    The thing is that those Islamic terrorists were funded by a small clique who owns and controls the banking system. That same clique also owns the security so when a large transaction is done to these cells they can make the security turn a blind eye on those transactions. Arguments as to why these transactions should be let through could be that they are for national security reasons or for supporting diversity or whatever thinkable reasons that could be given for ignoring such transactions. That's how ISIS in the middle-east has been funded, these are not claims from my side but there are UN documents, official statements from various sources among other things to back this up.

    The term "terrorist" is actually a very vague term. It is very convenient to call someone with the "wrong" opinions "terrorist" and use violent force against this so called "terrorist". This happens a lot in the Ukraine and the Poroshenko regime, they arbitrarily call someone's grandma a "Russian terrorist" and then drops a bomb in her living quarters. There are hours of footage available to back this up.

    The purpose of these anonymous services is not to stop terrorism but to prevent spontaneous political oppositions among the people to get a foothold on affected countries, particularly in Europe. The thing is that as soon as you as an individual or as a group start working against the government, you will automatically be labeled a "terrorist" even during circumstances where the government has gone rogue and is working against its people or even trying to eradicate them, either through violence or through enforced mass immigration of strangers.

    It may sound alien to someone who has grown up in the safety of a western welfare society that such a thing could happen in the Western world, or the Occident if you will. But it doesn't take much reading about the Bolshevik controlled communist Russia and its Gulags or the Ukraine and the Holodomor to realize that a similar thing is very possible to happen in the western world as well.

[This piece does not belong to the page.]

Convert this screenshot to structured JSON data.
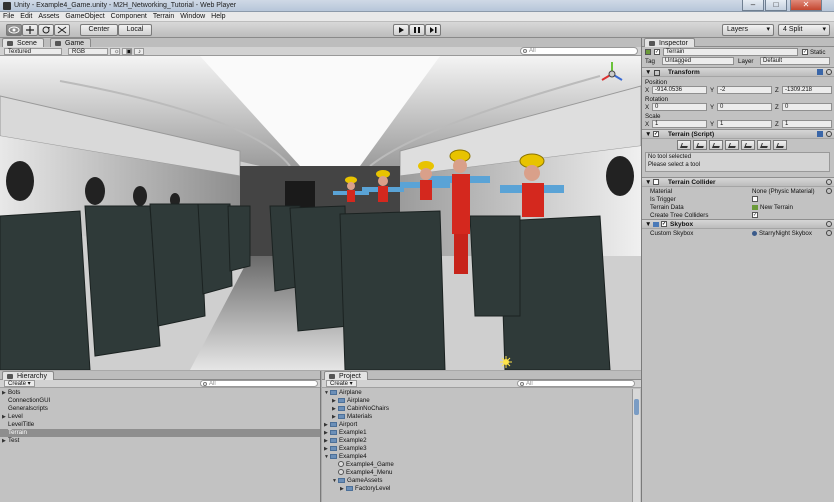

Or even today as one should not forget that the Holodomor and the Communist Russia didn't happen that long ago.

    Reply